- Always gives the extra effort when plays break down. Will fly around looking for something to throw himself into.
- Knows how to execute zone steps with rock-solid fundamentals. Doesn’t allow iDL to split double-teams.
- ++ Functional Strength
- At 6-4 and 311 pounds, has the mass needed to help protect and control the depth of the pocket
- Becomes jumpy off the snap when he thinks he may get beat with speed.
- Needs to become more patient with this initial punch in pass protection.
- Will stop his feet when he thinks he has help with a defender, causing him to only work half a man.
- Can stand to lunge less. Usually happens when he doubts his abilities.
- Not the twitchiest in pass protection.
- Will commit to contact prematurely in hopes of guessing correctly to beat faster defenders
Dan Feeney is already pretty #good pic.twitter.com/T5Z5dGZ6XB— Michael Peterson (@ZoneTracks) July 7, 2018
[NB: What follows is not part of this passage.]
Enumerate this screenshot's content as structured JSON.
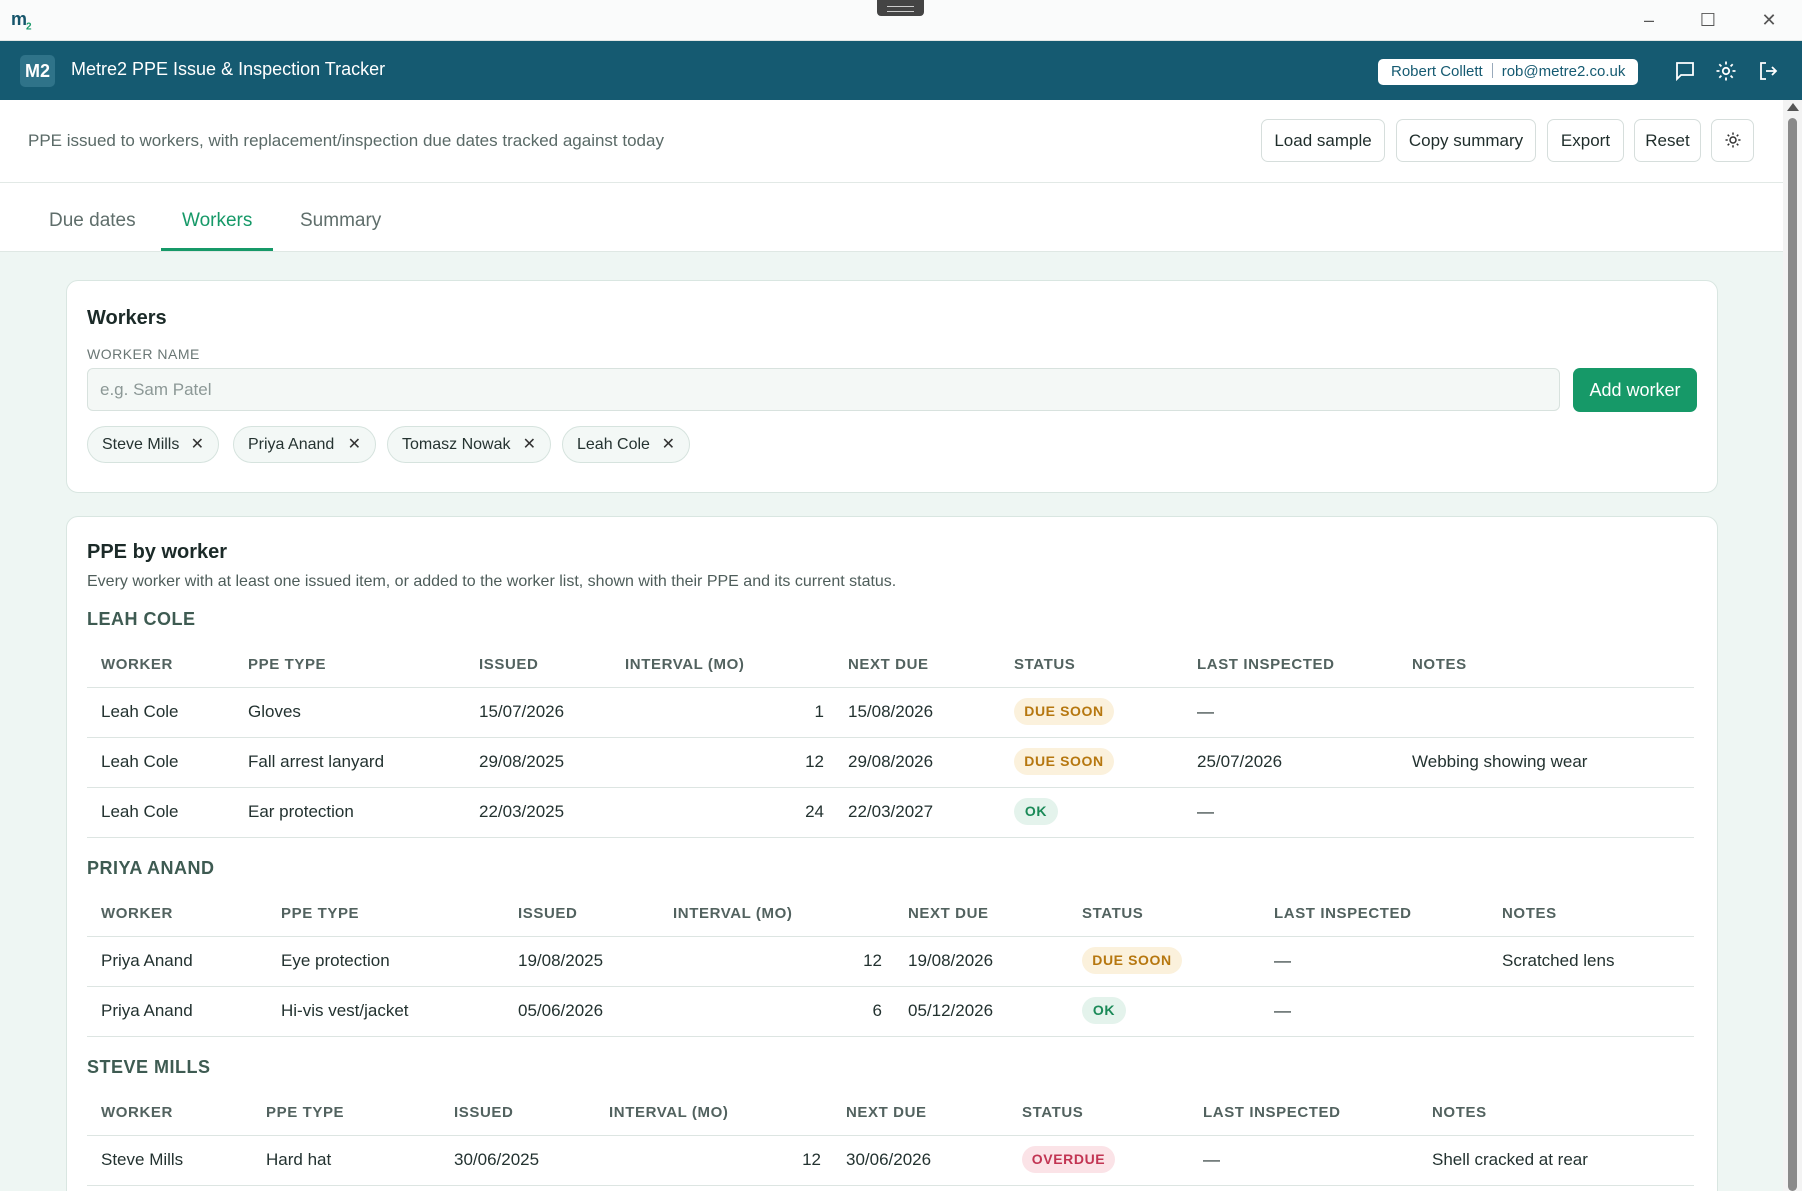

After playing in almost every game and collecting nine starts, Feeney has shown enough at this point to make Chargers fans believe he could be a mainstay of this offensive line for years to come. With the addition of Mike Pouncey at center and veteran Russell Okung on his other side, expect Feeney to come out in 2018 with a stranglehold on the left guard position. Add back in fellow guard Forrest Lamp to the mix and you’ve got the makings of one of the best offensive lines the Bolts have had since the teams of the mid-2000’s.